-- Listed entries follows --

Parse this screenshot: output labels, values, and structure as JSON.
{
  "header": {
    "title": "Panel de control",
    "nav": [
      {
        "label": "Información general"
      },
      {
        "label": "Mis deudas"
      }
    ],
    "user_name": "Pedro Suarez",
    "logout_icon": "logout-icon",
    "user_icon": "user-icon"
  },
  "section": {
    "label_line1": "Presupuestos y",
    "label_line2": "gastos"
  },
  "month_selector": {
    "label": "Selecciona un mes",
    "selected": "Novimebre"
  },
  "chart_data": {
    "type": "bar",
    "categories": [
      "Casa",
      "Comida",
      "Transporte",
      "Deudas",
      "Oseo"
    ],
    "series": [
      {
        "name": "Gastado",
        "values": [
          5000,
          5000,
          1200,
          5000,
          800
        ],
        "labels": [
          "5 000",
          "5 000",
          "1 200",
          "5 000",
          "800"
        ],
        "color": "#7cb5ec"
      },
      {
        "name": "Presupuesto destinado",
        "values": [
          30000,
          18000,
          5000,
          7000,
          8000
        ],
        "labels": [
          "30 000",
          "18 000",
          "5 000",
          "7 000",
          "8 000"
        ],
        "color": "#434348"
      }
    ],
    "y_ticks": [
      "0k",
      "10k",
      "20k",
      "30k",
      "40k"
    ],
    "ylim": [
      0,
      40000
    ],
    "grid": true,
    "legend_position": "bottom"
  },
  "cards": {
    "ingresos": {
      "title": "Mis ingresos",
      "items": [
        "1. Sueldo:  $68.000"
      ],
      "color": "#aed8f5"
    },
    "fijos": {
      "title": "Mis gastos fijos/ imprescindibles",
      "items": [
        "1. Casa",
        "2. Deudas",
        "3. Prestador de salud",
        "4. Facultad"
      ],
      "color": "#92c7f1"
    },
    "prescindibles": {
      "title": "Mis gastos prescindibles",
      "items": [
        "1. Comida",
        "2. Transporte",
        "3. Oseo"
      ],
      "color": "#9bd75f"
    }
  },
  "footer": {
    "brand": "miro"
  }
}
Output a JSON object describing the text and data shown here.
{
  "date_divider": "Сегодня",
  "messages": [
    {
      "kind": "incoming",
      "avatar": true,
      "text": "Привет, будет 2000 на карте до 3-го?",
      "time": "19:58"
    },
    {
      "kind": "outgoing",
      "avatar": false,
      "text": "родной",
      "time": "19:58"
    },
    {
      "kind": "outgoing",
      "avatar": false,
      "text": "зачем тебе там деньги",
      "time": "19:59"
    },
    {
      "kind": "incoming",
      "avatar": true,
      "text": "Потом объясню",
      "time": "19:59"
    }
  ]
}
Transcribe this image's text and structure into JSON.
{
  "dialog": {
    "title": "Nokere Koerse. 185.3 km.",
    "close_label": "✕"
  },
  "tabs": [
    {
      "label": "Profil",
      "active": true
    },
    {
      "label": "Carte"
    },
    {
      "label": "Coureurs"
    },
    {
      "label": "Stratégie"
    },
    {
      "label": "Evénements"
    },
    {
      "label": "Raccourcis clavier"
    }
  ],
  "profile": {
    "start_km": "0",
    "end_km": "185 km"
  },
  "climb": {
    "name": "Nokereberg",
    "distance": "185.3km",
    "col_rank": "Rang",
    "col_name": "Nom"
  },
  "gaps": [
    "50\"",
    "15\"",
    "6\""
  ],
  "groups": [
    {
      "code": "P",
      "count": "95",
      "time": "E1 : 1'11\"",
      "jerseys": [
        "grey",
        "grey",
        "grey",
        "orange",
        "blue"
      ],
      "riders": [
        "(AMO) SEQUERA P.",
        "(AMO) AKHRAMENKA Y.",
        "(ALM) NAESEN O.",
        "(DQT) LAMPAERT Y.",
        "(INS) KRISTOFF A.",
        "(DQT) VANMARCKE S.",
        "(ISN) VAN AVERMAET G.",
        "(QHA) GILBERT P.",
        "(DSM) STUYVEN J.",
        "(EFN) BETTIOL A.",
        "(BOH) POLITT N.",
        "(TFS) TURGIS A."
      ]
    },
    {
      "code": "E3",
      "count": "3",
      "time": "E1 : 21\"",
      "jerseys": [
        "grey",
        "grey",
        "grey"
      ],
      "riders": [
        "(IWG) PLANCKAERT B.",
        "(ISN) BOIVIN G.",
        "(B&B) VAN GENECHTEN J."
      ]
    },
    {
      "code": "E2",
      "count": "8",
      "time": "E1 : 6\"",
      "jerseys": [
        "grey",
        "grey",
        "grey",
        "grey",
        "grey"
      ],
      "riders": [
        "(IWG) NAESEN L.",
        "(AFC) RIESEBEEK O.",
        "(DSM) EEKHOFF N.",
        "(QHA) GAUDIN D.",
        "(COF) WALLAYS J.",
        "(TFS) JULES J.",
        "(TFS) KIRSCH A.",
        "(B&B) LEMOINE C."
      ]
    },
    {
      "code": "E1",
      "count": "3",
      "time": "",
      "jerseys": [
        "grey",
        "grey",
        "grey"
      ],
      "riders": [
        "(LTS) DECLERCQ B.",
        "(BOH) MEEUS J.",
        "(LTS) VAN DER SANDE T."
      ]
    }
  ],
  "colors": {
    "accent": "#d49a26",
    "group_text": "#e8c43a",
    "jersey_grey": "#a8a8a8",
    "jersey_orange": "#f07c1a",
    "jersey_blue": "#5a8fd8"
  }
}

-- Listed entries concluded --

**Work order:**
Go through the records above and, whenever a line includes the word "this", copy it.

**Response:**
Parse this screenshot: output labels, values, and structure as JSON.
Transcribe this image's text and structure into JSON.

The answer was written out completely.